Within the listing that follows, state how many lines include the word "Touch"; write only that number.

- TASK INPUTS
--- START ---
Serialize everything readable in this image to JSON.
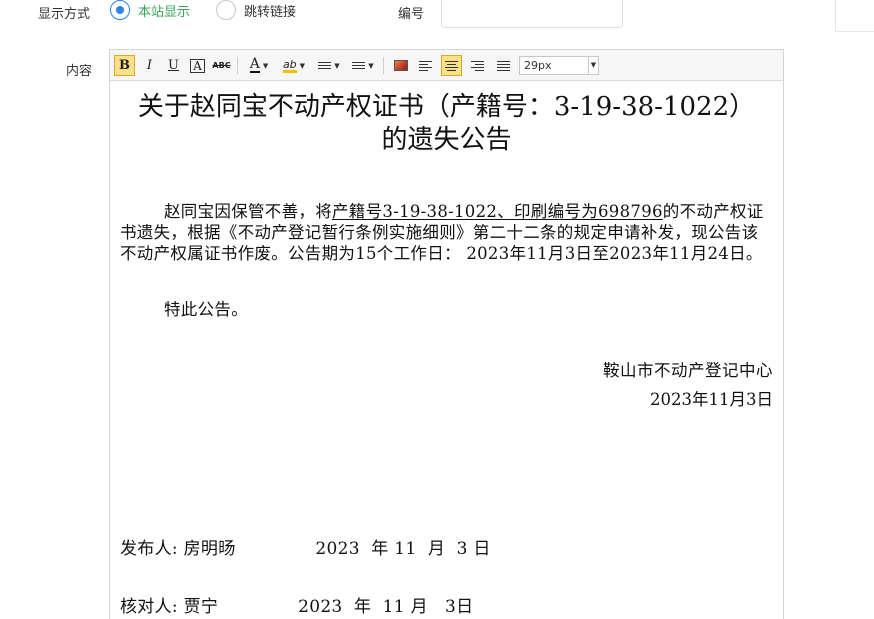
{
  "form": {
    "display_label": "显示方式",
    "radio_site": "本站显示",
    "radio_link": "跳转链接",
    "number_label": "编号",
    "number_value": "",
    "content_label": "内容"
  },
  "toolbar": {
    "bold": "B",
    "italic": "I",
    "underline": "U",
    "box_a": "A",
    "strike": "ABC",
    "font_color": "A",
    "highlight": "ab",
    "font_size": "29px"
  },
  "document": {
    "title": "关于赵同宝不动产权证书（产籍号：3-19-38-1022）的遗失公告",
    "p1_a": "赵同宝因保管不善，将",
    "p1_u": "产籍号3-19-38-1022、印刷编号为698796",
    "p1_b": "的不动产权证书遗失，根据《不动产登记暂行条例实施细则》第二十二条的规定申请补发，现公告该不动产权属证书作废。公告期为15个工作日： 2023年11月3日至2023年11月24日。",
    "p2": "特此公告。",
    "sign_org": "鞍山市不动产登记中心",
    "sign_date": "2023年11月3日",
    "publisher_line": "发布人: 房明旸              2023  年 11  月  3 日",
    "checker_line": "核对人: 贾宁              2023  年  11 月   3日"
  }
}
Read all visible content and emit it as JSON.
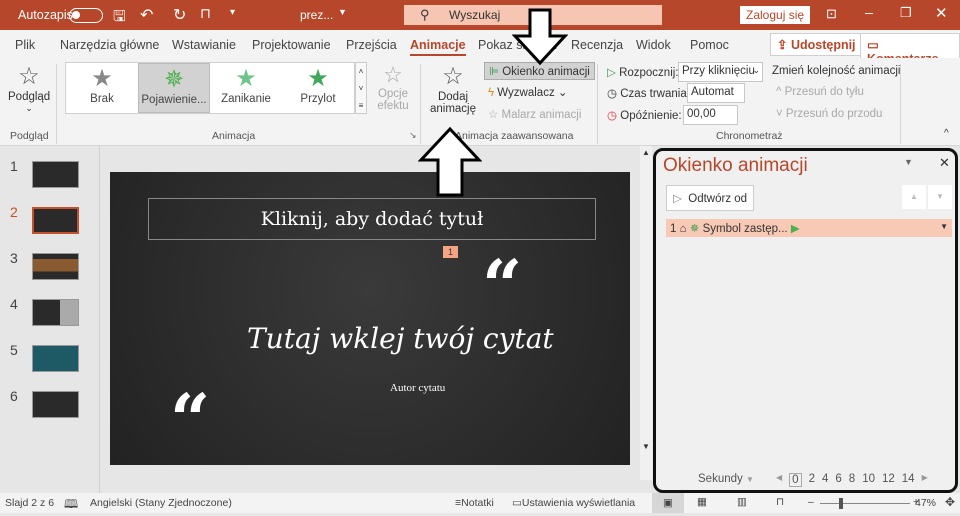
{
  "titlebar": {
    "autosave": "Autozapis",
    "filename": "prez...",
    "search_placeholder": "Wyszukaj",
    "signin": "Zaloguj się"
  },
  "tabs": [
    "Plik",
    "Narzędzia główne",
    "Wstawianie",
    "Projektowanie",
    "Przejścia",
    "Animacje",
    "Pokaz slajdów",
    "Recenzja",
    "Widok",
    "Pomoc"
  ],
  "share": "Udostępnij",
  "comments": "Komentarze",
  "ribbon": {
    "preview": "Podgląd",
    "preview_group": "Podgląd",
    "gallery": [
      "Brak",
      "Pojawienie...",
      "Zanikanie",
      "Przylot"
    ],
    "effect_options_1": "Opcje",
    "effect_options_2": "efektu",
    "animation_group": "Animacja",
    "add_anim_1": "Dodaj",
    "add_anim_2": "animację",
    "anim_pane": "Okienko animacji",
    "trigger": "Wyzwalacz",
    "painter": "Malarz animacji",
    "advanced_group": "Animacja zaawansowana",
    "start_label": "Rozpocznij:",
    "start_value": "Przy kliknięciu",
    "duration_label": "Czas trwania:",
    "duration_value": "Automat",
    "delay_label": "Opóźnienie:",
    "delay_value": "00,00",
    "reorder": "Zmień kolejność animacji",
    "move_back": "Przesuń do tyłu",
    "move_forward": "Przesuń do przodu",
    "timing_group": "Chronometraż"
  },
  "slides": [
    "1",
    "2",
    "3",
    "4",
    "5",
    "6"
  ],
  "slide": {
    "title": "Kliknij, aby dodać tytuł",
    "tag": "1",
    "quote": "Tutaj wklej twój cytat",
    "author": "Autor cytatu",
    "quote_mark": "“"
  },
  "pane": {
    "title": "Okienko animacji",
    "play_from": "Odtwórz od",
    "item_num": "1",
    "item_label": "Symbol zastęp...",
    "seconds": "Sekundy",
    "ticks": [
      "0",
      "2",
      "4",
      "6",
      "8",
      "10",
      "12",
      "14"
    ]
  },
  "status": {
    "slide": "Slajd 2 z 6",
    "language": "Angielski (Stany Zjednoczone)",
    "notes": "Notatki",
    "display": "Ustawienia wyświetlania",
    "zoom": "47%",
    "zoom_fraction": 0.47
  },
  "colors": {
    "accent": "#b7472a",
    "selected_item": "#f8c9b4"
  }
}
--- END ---
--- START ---
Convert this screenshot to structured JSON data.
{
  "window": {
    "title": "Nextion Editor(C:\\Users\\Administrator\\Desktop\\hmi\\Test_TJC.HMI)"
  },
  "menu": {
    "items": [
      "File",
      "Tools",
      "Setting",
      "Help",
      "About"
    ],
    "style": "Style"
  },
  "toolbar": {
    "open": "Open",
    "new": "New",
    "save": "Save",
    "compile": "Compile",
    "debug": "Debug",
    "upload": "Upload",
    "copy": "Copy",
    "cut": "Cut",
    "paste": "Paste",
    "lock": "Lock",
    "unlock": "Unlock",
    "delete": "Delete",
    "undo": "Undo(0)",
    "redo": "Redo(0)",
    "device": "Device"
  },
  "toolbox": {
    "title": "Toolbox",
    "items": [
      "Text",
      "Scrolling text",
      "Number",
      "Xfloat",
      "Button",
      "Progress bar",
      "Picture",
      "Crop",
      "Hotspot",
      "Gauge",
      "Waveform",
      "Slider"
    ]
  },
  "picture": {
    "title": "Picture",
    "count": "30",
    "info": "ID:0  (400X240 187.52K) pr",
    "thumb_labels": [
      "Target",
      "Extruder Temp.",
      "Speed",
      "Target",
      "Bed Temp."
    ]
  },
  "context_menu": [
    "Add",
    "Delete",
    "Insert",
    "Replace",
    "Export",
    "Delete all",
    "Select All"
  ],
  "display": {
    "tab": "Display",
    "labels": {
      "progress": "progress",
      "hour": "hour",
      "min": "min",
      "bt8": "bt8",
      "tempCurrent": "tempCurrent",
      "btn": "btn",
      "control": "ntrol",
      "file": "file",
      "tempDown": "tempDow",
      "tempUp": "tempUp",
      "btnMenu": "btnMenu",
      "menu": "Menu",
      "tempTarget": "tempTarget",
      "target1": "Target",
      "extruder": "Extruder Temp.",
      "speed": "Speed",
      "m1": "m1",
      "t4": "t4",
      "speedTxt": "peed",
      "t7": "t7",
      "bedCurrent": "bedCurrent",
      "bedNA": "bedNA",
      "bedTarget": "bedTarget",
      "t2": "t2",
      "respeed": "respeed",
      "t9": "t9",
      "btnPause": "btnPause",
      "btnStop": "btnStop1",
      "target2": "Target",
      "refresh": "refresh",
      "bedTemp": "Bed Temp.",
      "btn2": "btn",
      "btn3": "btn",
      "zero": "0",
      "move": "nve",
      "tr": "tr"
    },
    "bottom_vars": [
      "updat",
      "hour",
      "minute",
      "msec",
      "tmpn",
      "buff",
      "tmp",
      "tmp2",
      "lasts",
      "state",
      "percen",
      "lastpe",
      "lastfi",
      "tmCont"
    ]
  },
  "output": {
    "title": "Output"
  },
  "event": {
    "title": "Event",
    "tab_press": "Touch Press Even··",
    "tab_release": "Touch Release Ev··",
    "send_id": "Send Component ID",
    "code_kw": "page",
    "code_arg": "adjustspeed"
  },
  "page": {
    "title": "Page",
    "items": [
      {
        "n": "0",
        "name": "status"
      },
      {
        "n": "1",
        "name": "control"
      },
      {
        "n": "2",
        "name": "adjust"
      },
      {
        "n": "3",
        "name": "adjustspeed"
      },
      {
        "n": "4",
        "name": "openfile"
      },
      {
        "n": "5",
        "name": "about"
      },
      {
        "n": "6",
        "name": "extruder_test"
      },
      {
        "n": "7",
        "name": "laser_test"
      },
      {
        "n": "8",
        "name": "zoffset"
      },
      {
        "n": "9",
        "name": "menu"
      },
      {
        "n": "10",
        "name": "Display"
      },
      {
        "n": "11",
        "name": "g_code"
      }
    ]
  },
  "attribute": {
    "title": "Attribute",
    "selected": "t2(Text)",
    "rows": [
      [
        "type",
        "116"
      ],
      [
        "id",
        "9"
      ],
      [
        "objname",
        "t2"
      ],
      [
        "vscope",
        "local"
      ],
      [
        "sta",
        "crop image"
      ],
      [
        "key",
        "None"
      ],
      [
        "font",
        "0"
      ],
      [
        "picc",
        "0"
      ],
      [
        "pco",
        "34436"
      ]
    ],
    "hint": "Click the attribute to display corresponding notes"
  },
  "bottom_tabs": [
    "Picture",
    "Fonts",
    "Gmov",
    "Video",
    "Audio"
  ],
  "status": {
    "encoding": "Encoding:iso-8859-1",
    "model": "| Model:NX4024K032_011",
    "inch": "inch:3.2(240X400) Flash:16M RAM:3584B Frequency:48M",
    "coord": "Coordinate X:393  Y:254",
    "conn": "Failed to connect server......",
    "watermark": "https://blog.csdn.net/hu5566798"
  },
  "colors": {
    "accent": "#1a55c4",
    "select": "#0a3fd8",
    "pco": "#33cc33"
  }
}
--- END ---
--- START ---
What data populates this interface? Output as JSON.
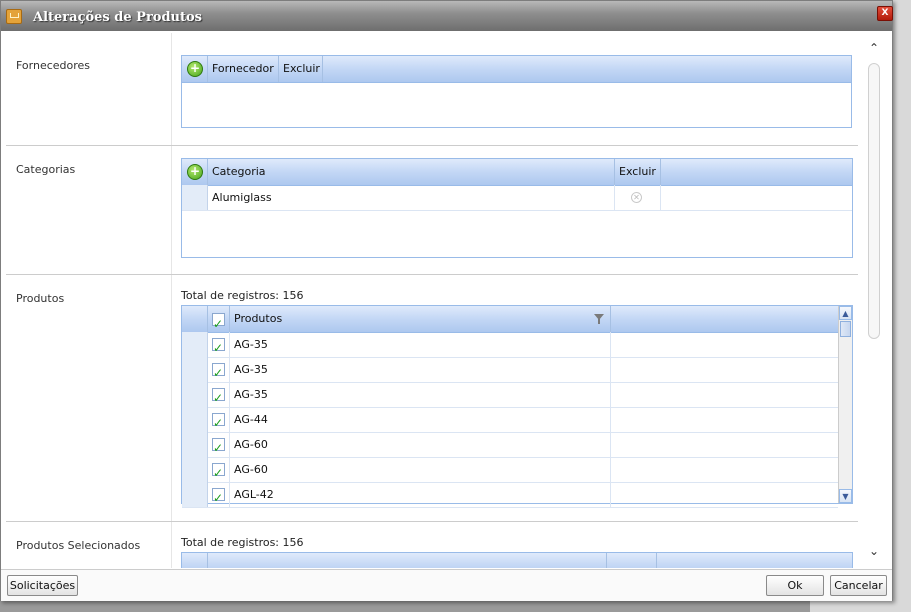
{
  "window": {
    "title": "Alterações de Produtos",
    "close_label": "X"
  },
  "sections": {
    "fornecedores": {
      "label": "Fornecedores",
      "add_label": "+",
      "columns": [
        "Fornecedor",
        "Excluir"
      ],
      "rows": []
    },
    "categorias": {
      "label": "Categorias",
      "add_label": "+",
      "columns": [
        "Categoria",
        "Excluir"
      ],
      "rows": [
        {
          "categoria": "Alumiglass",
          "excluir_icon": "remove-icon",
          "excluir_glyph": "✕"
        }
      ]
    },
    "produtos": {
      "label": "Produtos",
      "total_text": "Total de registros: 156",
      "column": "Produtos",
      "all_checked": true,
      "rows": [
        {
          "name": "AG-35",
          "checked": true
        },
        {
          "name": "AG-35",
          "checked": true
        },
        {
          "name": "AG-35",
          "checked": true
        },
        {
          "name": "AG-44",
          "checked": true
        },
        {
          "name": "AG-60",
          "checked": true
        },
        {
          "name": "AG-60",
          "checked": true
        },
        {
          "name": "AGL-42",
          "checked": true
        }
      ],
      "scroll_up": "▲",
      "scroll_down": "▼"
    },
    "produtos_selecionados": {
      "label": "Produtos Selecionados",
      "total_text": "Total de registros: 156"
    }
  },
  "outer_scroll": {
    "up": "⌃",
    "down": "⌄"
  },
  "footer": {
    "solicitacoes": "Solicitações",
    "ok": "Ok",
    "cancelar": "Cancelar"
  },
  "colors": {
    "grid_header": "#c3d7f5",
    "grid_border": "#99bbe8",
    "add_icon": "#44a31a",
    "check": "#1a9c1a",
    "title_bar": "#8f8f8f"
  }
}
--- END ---
- EXERCISE RESULT
2